From the Multiple Stories Series by Onyeka "Yeka" Ononye
I would like for you to listen to this audio recording before you scroll through the pictures as I believe things will make a lot more sense this way. However, if you’re a free spirit and would like to do as you please, then have a go at it.
- Searching-This young man came up to the window at Obalende and was asking for something. I couldn’t understand what he was saying and I’m not sure it was in English.
- I cross this express almost every night. Each night, I vaguely wonder if it’s my last.
- Keke -That’s a Keke. They’re usually for transporting people, but Nigerians in all our resourcefulness have transformed the parameters of its usage.

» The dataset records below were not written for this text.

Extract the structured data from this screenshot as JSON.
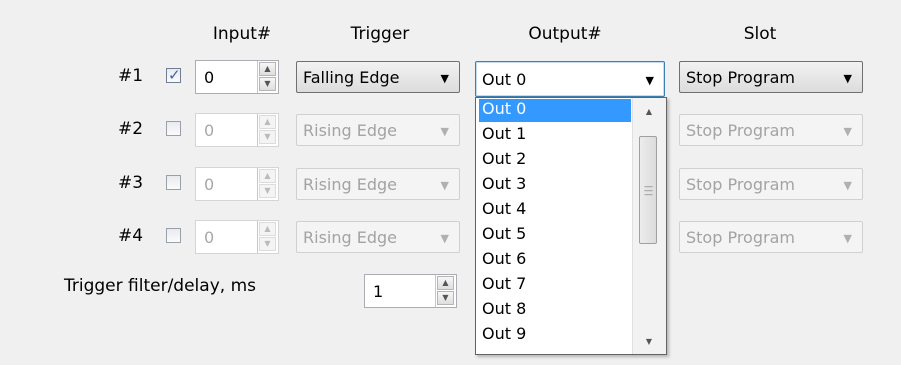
{
  "headers": {
    "input": "Input#",
    "trigger": "Trigger",
    "output": "Output#",
    "slot": "Slot"
  },
  "rows": [
    {
      "label": "#1",
      "checked": true,
      "input": "0",
      "trigger": "Falling Edge",
      "output": "Out 0",
      "slot": "Stop Program"
    },
    {
      "label": "#2",
      "checked": false,
      "input": "0",
      "trigger": "Rising Edge",
      "output": "",
      "slot": "Stop Program"
    },
    {
      "label": "#3",
      "checked": false,
      "input": "0",
      "trigger": "Rising Edge",
      "output": "",
      "slot": "Stop Program"
    },
    {
      "label": "#4",
      "checked": false,
      "input": "0",
      "trigger": "Rising Edge",
      "output": "",
      "slot": "Stop Program"
    }
  ],
  "filter": {
    "label": "Trigger filter/delay, ms",
    "value": "1"
  },
  "dropdown": {
    "options": [
      "Out 0",
      "Out 1",
      "Out 2",
      "Out 3",
      "Out 4",
      "Out 5",
      "Out 6",
      "Out 7",
      "Out 8",
      "Out 9"
    ],
    "selected": "Out 0"
  },
  "icons": {
    "checkbox_mark": "✓",
    "combo_arrow": "▼",
    "spin_up": "▲",
    "spin_down": "▼",
    "scroll_up": "▲",
    "scroll_down": "▼"
  },
  "colors": {
    "selection": "#3399ff",
    "checkmark": "#4a5fa8"
  }
}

- My people carry things. This young man is carrying a generator. I don’t know how long he carried it for, or from where. But we carry things.
- The buses are called Danfos. Inscription is common. Religious sayings, traditional proverbs etc.
- Area boys at Sabo bus stop. They usually sit and chill here in the evenings, drinking out of red plastic cups like any you might see at an American house party.
- Shantytown from Yaba Bridge
- Burning wood and sunsets: The bus to Obalende broke down here one time. I was glad. This is one of the more peaceful legs of my return journey. Logging happens here and the burning wood has become a familiar part of my trip.
- View from Falomo bridge, heading home.
Written by by Mohini Ufeli
These pictures were shot using an iPod touch thereby ensuring that you have an authentic view into my daily journey to work.
For more detailed work please visit my instagram page: @Mohinii_U
This personal project was partly born out of a series of conversations series creator, Onyeka Ononye, once had with a good friend on cultural awareness and partly from a TED talk by Chimamanda Adichie on the danger of a single story. From these two sources she learned that “we don’t love what we don’t know”. In her mind, storytelling could bridge that divide. From this realization, The Power of Multiple Stories series was born. The series presents multiple perspectives on what being Nigerian means and how the experiences in a foreign country can change, challenge or confirm some of those ideas.
You can read more stories like this on Things They Should Know